JERUSALEM (Mar. 27)
Sen. Jacob K. Javits (R.NY), insisting that there is no “crisis” between the United States and Israel, nevertheless urged Israel today to reconsider its positions on controversial issues where it does not see eye-to-eye with the U.S.
Javits, who arrived here last night, spoke to newsmen after a meeting with Foreign Minister Moshe Dayan. He is scheduled to meet Premier Menachem Begin and other ministers as well as Labor Party leaders Shimon Peres, Yitzhak Rabin and Yigal Allon, before he leaves tomorrow.
The Senator suggested that Israel should ponder whether there are real points of difference between itself and the U.S. or whether the differences stem from a misunderstanding. He said that for his part he would do whatever he could to clear up any misunderstandings.

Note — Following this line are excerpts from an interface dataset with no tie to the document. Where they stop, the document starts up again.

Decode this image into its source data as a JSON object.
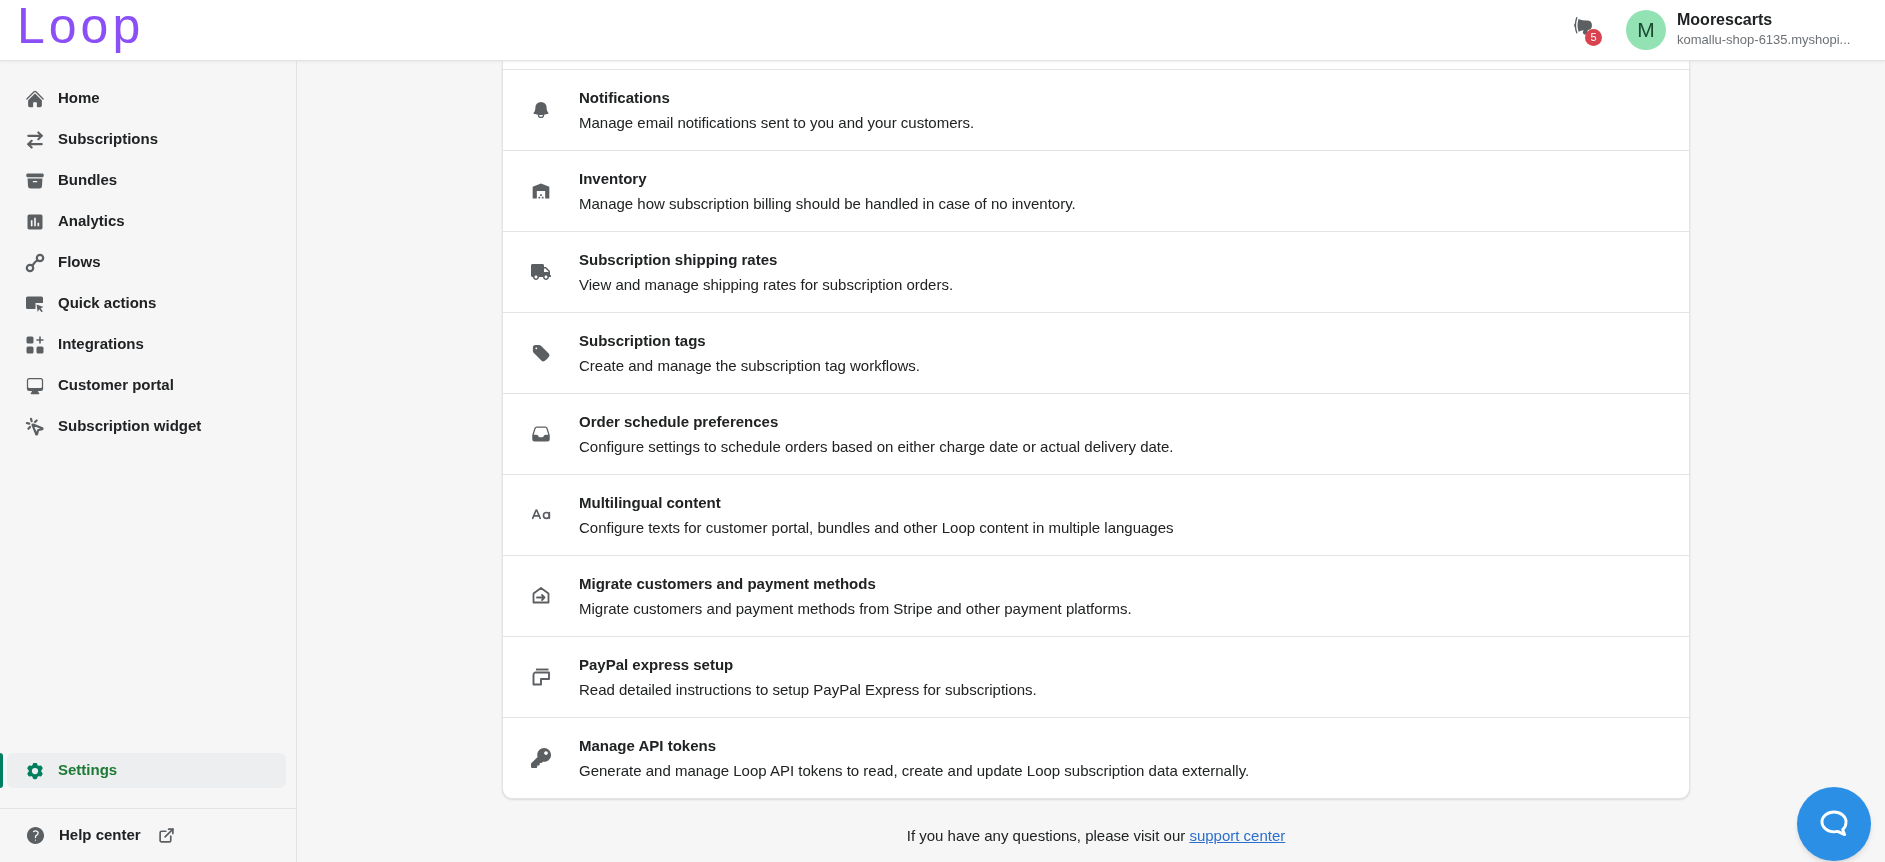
{
  "header": {
    "logo": "Loop",
    "announcements": {
      "badge": "5"
    },
    "account": {
      "avatar_initial": "M",
      "name": "Moorescarts",
      "shop": "komallu-shop-6135.myshopi..."
    }
  },
  "sidebar": {
    "nav_items": [
      {
        "label": "Home",
        "selected": false
      },
      {
        "label": "Subscriptions",
        "selected": false
      },
      {
        "label": "Bundles",
        "selected": false
      },
      {
        "label": "Analytics",
        "selected": false
      },
      {
        "label": "Flows",
        "selected": false
      },
      {
        "label": "Quick actions",
        "selected": false
      },
      {
        "label": "Integrations",
        "selected": false
      },
      {
        "label": "Customer portal",
        "selected": false
      },
      {
        "label": "Subscription widget",
        "selected": false
      }
    ],
    "bottom_items": [
      {
        "label": "Settings",
        "selected": true
      }
    ],
    "help_link": {
      "label": "Help center"
    }
  },
  "settings_list": {
    "rows": [
      {
        "title": "Notifications",
        "description": "Manage email notifications sent to you and your customers."
      },
      {
        "title": "Inventory",
        "description": "Manage how subscription billing should be handled in case of no inventory."
      },
      {
        "title": "Subscription shipping rates",
        "description": "View and manage shipping rates for subscription orders."
      },
      {
        "title": "Subscription tags",
        "description": "Create and manage the subscription tag workflows."
      },
      {
        "title": "Order schedule preferences",
        "description": "Configure settings to schedule orders based on either charge date or actual delivery date."
      },
      {
        "title": "Multilingual content",
        "description": "Configure texts for customer portal, bundles and other Loop content in multiple languages"
      },
      {
        "title": "Migrate customers and payment methods",
        "description": "Migrate customers and payment methods from Stripe and other payment platforms."
      },
      {
        "title": "PayPal express setup",
        "description": "Read detailed instructions to setup PayPal Express for subscriptions."
      },
      {
        "title": "Manage API tokens",
        "description": "Generate and manage Loop API tokens to read, create and update Loop subscription data externally."
      }
    ]
  },
  "footer": {
    "text": "If you have any questions, please visit our",
    "link": "support center"
  }
}
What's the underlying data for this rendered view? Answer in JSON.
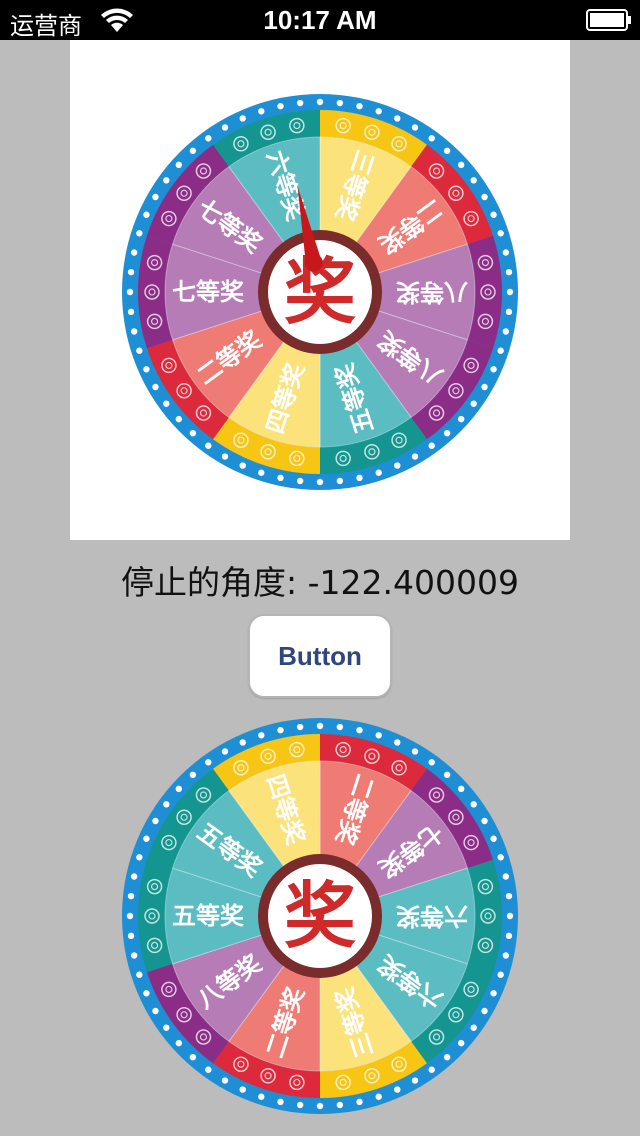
{
  "status_bar": {
    "carrier": "运营商",
    "time": "10:17 AM"
  },
  "result": {
    "label": "停止的角度: -122.400009"
  },
  "action": {
    "button_label": "Button"
  },
  "wheel_center_text": "奖",
  "wheel_top": {
    "rotation_deg": 0,
    "segments": [
      {
        "label": "三等奖",
        "bg": "#fbe27a",
        "outer": "#f7c514"
      },
      {
        "label": "二等奖",
        "bg": "#ee7b74",
        "outer": "#dc2a3c"
      },
      {
        "label": "八等奖",
        "bg": "#b67cb6",
        "outer": "#8b2d86"
      },
      {
        "label": "八等奖",
        "bg": "#b67cb6",
        "outer": "#8b2d86"
      },
      {
        "label": "五等奖",
        "bg": "#5bbcc2",
        "outer": "#14958f"
      },
      {
        "label": "四等奖",
        "bg": "#fbe27a",
        "outer": "#f7c514"
      },
      {
        "label": "二等奖",
        "bg": "#ee7b74",
        "outer": "#dc2a3c"
      },
      {
        "label": "七等奖",
        "bg": "#b67cb6",
        "outer": "#8b2d86"
      },
      {
        "label": "七等奖",
        "bg": "#b67cb6",
        "outer": "#8b2d86"
      },
      {
        "label": "六等奖",
        "bg": "#5bbcc2",
        "outer": "#14958f"
      }
    ]
  },
  "wheel_bottom": {
    "rotation_deg": 0,
    "segments": [
      {
        "label": "二等奖",
        "bg": "#ee7b74",
        "outer": "#dc2a3c"
      },
      {
        "label": "七等奖",
        "bg": "#b67cb6",
        "outer": "#8b2d86"
      },
      {
        "label": "六等奖",
        "bg": "#5bbcc2",
        "outer": "#14958f"
      },
      {
        "label": "六等奖",
        "bg": "#5bbcc2",
        "outer": "#14958f"
      },
      {
        "label": "三等奖",
        "bg": "#fbe27a",
        "outer": "#f7c514"
      },
      {
        "label": "二等奖",
        "bg": "#ee7b74",
        "outer": "#dc2a3c"
      },
      {
        "label": "八等奖",
        "bg": "#b67cb6",
        "outer": "#8b2d86"
      },
      {
        "label": "五等奖",
        "bg": "#5bbcc2",
        "outer": "#14958f"
      },
      {
        "label": "五等奖",
        "bg": "#5bbcc2",
        "outer": "#14958f"
      },
      {
        "label": "四等奖",
        "bg": "#fbe27a",
        "outer": "#f7c514"
      }
    ]
  },
  "colors": {
    "ring": "#1f8fd5",
    "hub_ring": "#7a2b2b",
    "hub_text": "#cf2a2a",
    "pointer": "#c7161c",
    "button_text": "#30477a"
  },
  "icons": {
    "wifi": "wifi-icon",
    "battery": "battery-icon",
    "pointer": "pointer-icon"
  }
}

Javits assured Israelis that they still have many friends in the Senate and enjoy a great deal of sympathy in the U.S. He said it was still possible to find 76 Senators prepared to sign a letter in support of Israel, as was the case during the Ford Administration’s “reassessment” of Middle East policy in 1975.
With respect to Begin’s difficult meetings with President Carter last week, Javits said: “I believe a sharp difference of opinion has developed, perhaps not even justified, between the President and the Premier. It may develop between friends, it can even develop between husbands and wives; that doesn’t mean that they divorce.”